Last Thursday, my sons’ school cafeteria served a special Thanksgiving feast. I always send a lunch from home, but our boys really wanted to eat school lunch so they could eat what their friends were eating during the feast. My husband and I allowed them to buy school lunch this one time.
When I picked up my boys from school, I saw quite a few Pilgrim hats. Once we arrived home, I decided to find out what they learned about Thanksgiving at school. They shared that everyone made a Pilgrim hat to wear to the cafeteria during lunch for the Thanksgiving feast. Of course, I inquired if anyone was wearing a headband with feathers, but they told me no one was. Although I was relieved to hear that, I was disappointed about what they learned about Thanksgiving and the fact they wore a Pilgrim hat.
They told me they learned the Pilgrims came over on the Mayflower, but some Pilgrims died on the trip. Once they arrived, they needed help and the Native Americans helped them and showed them how to survive in a new land. The Pilgrims had a Thanksgiving feast with the Native Americans.
Historians typically refer to the 1621 fall feast between the Pilgrims and the Wampanoag as the first Thanksgiving. During the Civil War, President Abraham Lincoln declared Thanksgiving as a national holiday that would take place on the fourth Thursday in November. The romanticized version of Thanksgiving taught in schools today offends Native people. For them, this 1621 feast marked the beginning of the end for many Native tribes. The simplistic story told in school makes children view Native Americans as one collective group; they don’t understand there are many tribes. Many children don’t even learn which tribe participated in the 1621 feast.

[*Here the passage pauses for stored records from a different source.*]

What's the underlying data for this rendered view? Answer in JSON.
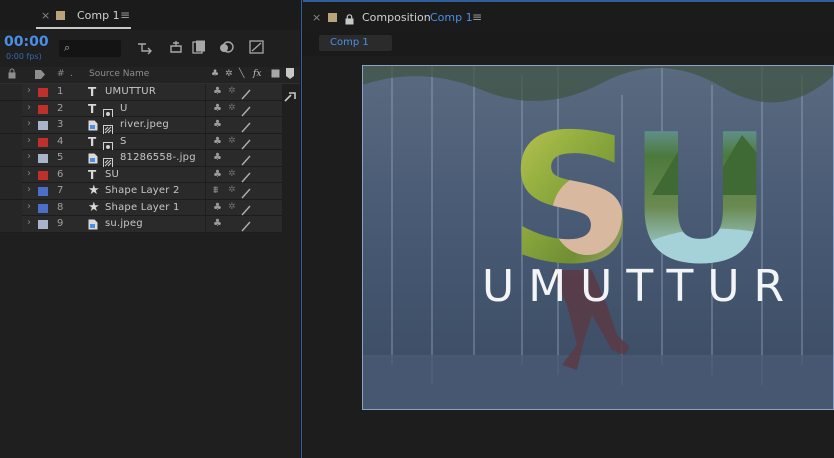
{
  "timeline": {
    "tab": {
      "close": "×",
      "label": "Comp 1",
      "menu": "≡",
      "swatch_color": "#b8a37a"
    },
    "timecode": "00:00",
    "fps": "0:00 fps)",
    "search_glyph": "⌕",
    "columns": {
      "num": "#",
      "dot": ".",
      "source_name": "Source Name",
      "switches": "fx"
    },
    "layers": [
      {
        "num": "1",
        "type": "text",
        "name": "UMUTTUR",
        "label_color": "#c0302a",
        "switch_a": "♣",
        "switch_b": "✲"
      },
      {
        "num": "2",
        "type": "text-mask",
        "name": "U",
        "label_color": "#c0302a",
        "switch_a": "♣",
        "switch_b": "✲"
      },
      {
        "num": "3",
        "type": "footage",
        "name": "river.jpeg",
        "label_color": "#a9b3c9",
        "switch_a": "♣",
        "switch_b": ""
      },
      {
        "num": "4",
        "type": "text-mask",
        "name": "S",
        "label_color": "#c0302a",
        "switch_a": "♣",
        "switch_b": "✲"
      },
      {
        "num": "5",
        "type": "footage",
        "name": "81286558-.jpg",
        "label_color": "#a9b3c9",
        "switch_a": "♣",
        "switch_b": ""
      },
      {
        "num": "6",
        "type": "text",
        "name": "SU",
        "label_color": "#c0302a",
        "switch_a": "♣",
        "switch_b": "✲"
      },
      {
        "num": "7",
        "type": "shape",
        "name": "Shape Layer 2",
        "label_color": "#4b6fc8",
        "switch_a": "⩩",
        "switch_b": "✲"
      },
      {
        "num": "8",
        "type": "shape",
        "name": "Shape Layer 1",
        "label_color": "#4b6fc8",
        "switch_a": "♣",
        "switch_b": "✲"
      },
      {
        "num": "9",
        "type": "footage-plain",
        "name": "su.jpeg",
        "label_color": "#a9b3c9",
        "switch_a": "♣",
        "switch_b": ""
      }
    ]
  },
  "composition": {
    "tab": {
      "close": "×",
      "lock": "🔒",
      "label_prefix": "Composition",
      "label_comp": "Comp 1",
      "menu": "≡",
      "swatch_color": "#b8a37a"
    },
    "breadcrumb": "Comp 1",
    "preview": {
      "big_text": "SU",
      "title": "UMUTTUR"
    }
  },
  "colors": {
    "accent_blue": "#4a8fe8",
    "panel_dark": "#1e1e1e",
    "row_bg": "#2a2a2a"
  }
}
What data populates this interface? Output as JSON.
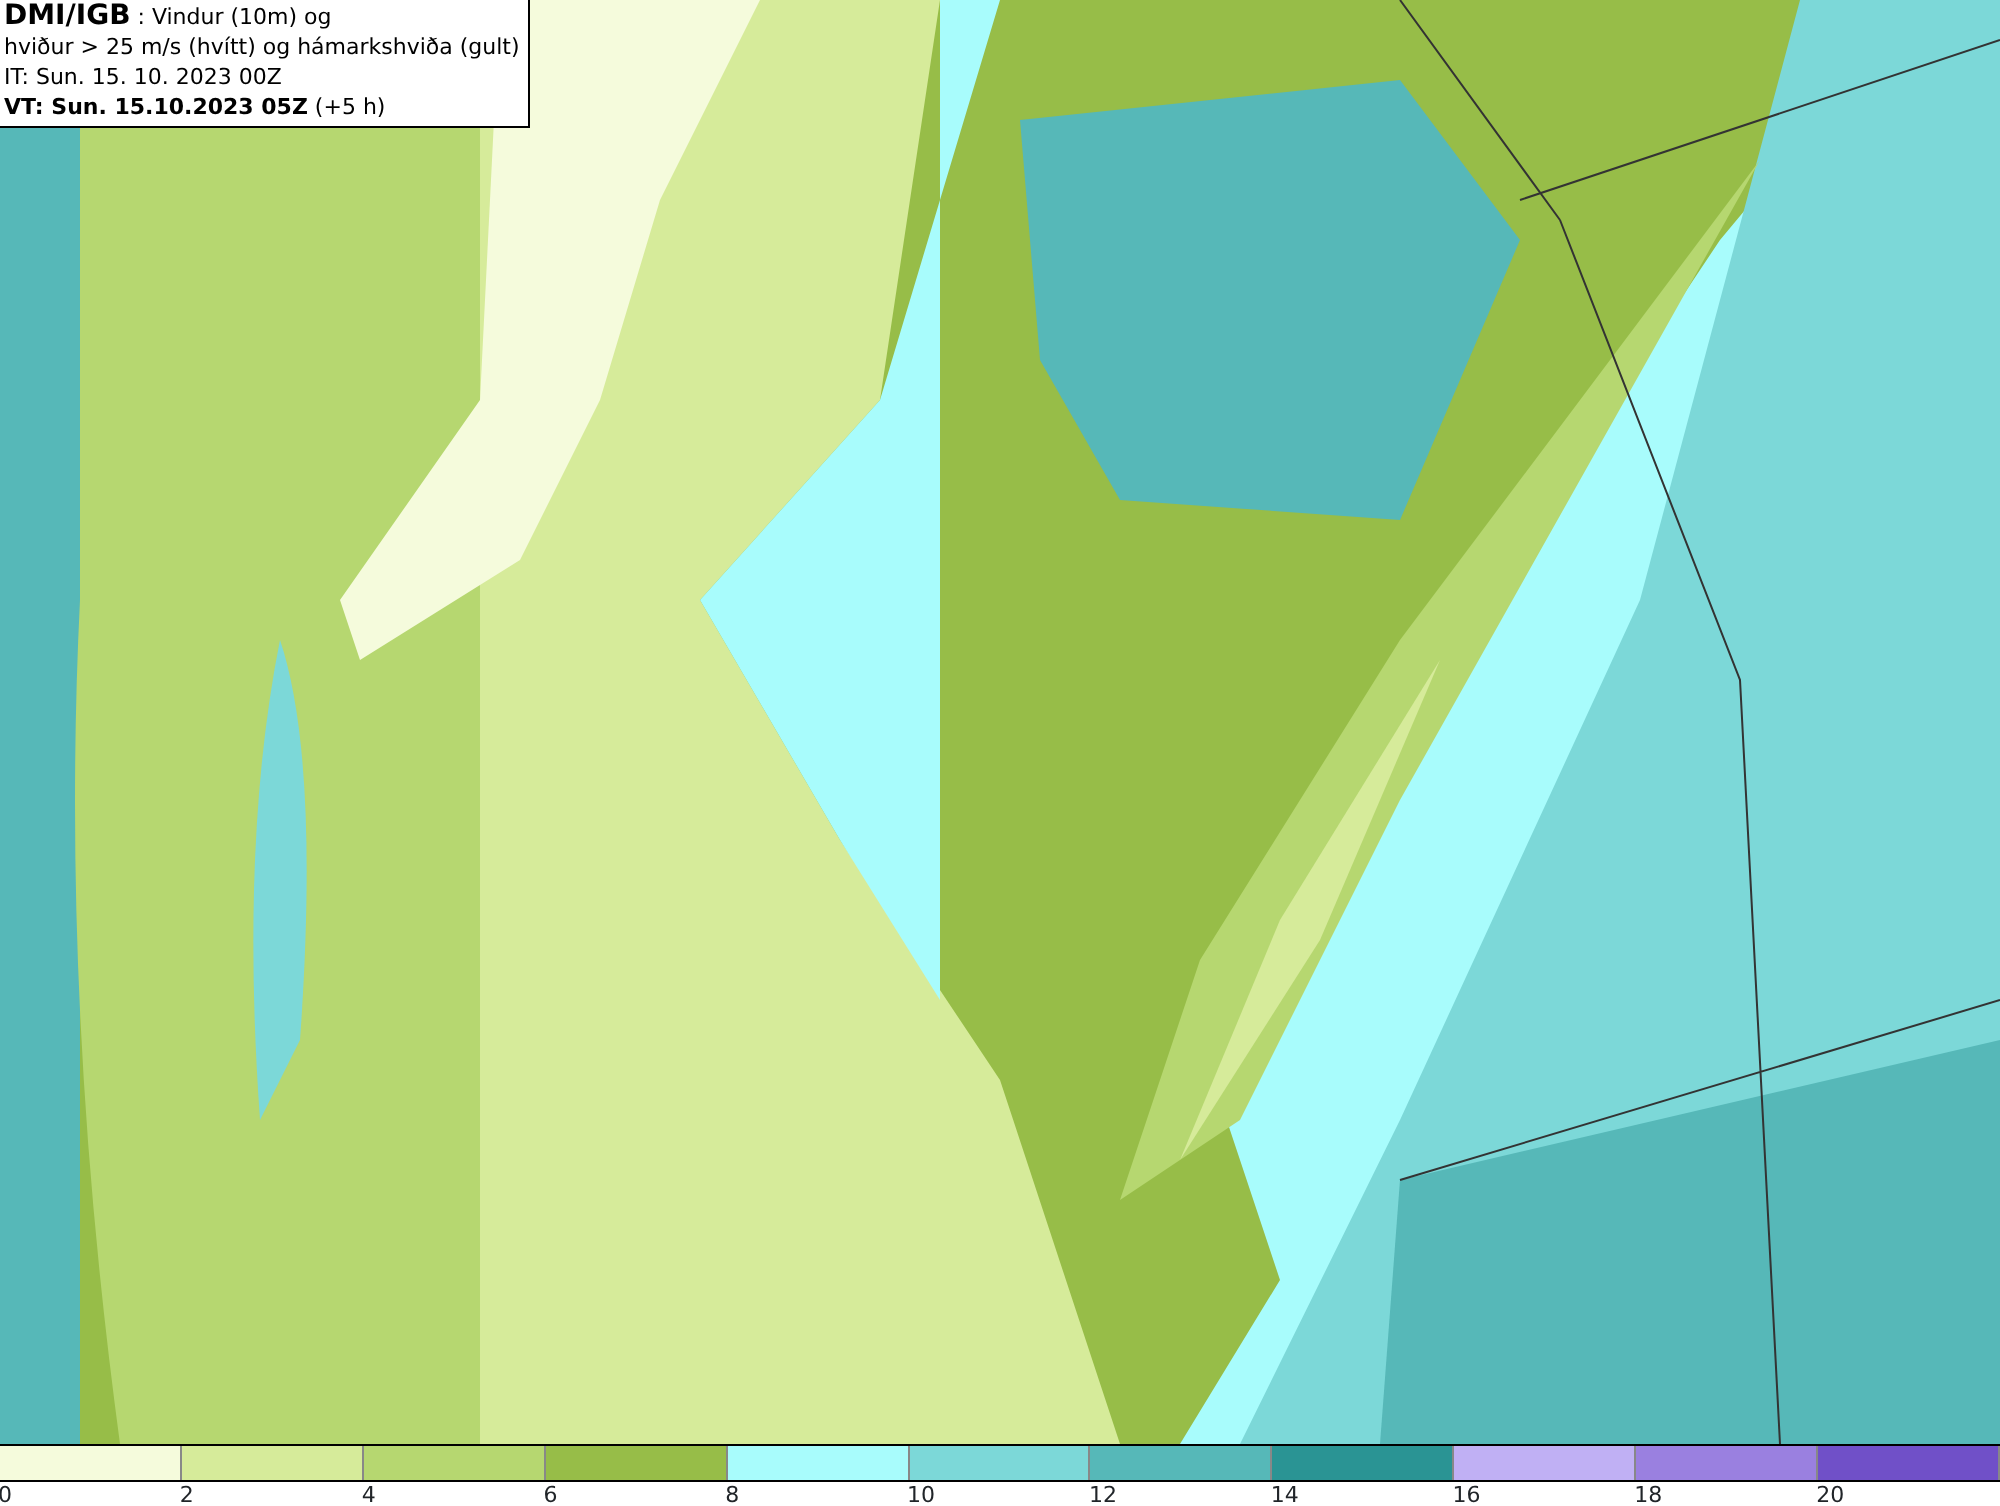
{
  "header": {
    "lines": [
      "**DMI/IGB** : Vindur (10m) og",
      "hviður > 25 m/s (hvítt) og hámarkshviða (gult)",
      "IT: Sun. 15. 10. 2023 00Z",
      "**VT: Sun. 15.10.2023 05Z** (+5 h)"
    ]
  },
  "legend": {
    "segments": [
      {
        "label": "0",
        "color": "#f5fbdc"
      },
      {
        "label": "2",
        "color": "#d6eb9a"
      },
      {
        "label": "4",
        "color": "#b6d770"
      },
      {
        "label": "6",
        "color": "#97bd48"
      },
      {
        "label": "8",
        "color": "#a8fcfc"
      },
      {
        "label": "10",
        "color": "#7cd8d8"
      },
      {
        "label": "12",
        "color": "#56b8b8"
      },
      {
        "label": "14",
        "color": "#2a9494"
      },
      {
        "label": "16",
        "color": "#c0b0f4"
      },
      {
        "label": "18",
        "color": "#9a80e0"
      },
      {
        "label": "20",
        "color": "#7050c8"
      }
    ]
  }
}
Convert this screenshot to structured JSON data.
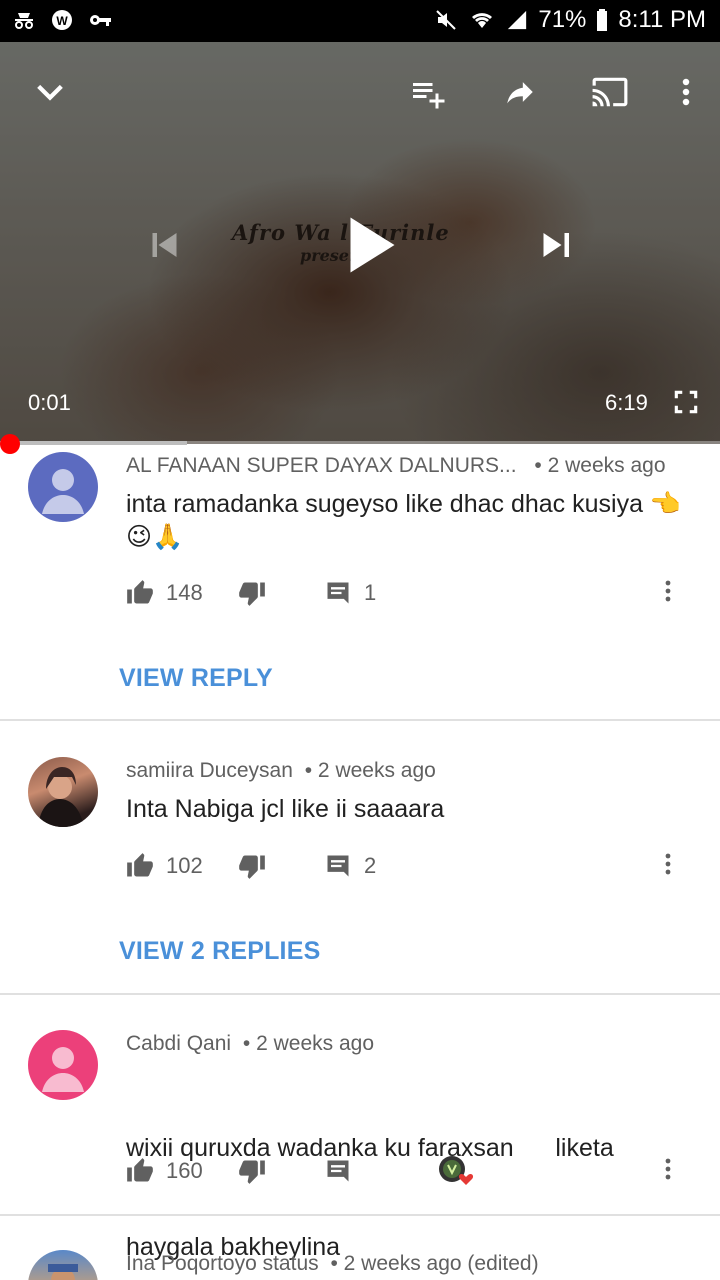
{
  "status_bar": {
    "battery": "71%",
    "time": "8:11 PM",
    "icons": [
      "incognito-icon",
      "whatsapp-icon",
      "key-icon",
      "mute-icon",
      "wifi-icon",
      "signal-icon",
      "battery-icon"
    ]
  },
  "player": {
    "overlay_title": "Afro Wa   l Furinle",
    "overlay_sub": "present",
    "current_time": "0:01",
    "duration": "6:19",
    "progress_fraction": 0.003,
    "buffer_fraction": 0.26,
    "accent": "#ff0000"
  },
  "comments": [
    {
      "author": "AL FANAAN SUPER DAYAX DALNURS...",
      "time": "• 2 weeks ago",
      "text": "inta ramadanka sugeyso like dhac dhac kusiya 👈😉🙏",
      "likes": "148",
      "replies": "1",
      "view_replies": "VIEW REPLY",
      "avatar": "default-blue"
    },
    {
      "author": "samiira Duceysan",
      "time": "• 2 weeks ago",
      "text": "Inta Nabiga jcl like ii saaaara",
      "likes": "102",
      "replies": "2",
      "view_replies": "VIEW 2 REPLIES",
      "avatar": "photo"
    },
    {
      "author": "Cabdi Qani",
      "time": "• 2 weeks ago",
      "text_line1": "wixii quruxda wadanka ku faraxsan      liketa",
      "text_line2": "haygala bakheylina",
      "likes": "160",
      "avatar": "default-pink"
    },
    {
      "author": "Ina Poqortoyo status",
      "time": "• 2 weeks ago (edited)",
      "avatar": "photo"
    }
  ],
  "colors": {
    "link_blue": "#4a90d9",
    "avatar_blue": "#5c6bc0",
    "avatar_pink": "#ec407a",
    "heart_red": "#e53935"
  }
}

After hearing my children recount what they learned, I asked them a question. “Why did the Pilgrims come here?” One of my sons said, “They were looking for a new place to live.” I later explained how the English colonists killed the Native Americans and took their land. I also told them how many Native Americans don’t celebrate Thanksgiving on the fourth Thursday of November, but instead gather for a National Day of Mourning. Finally, I wanted them to know there are Native Americans alive today. I fear that some children believe Native Americans are people who existed in the past, and I wanted my children to understand that even though English settlers committed genocide against Native Americans, there are still Native Americans alive today.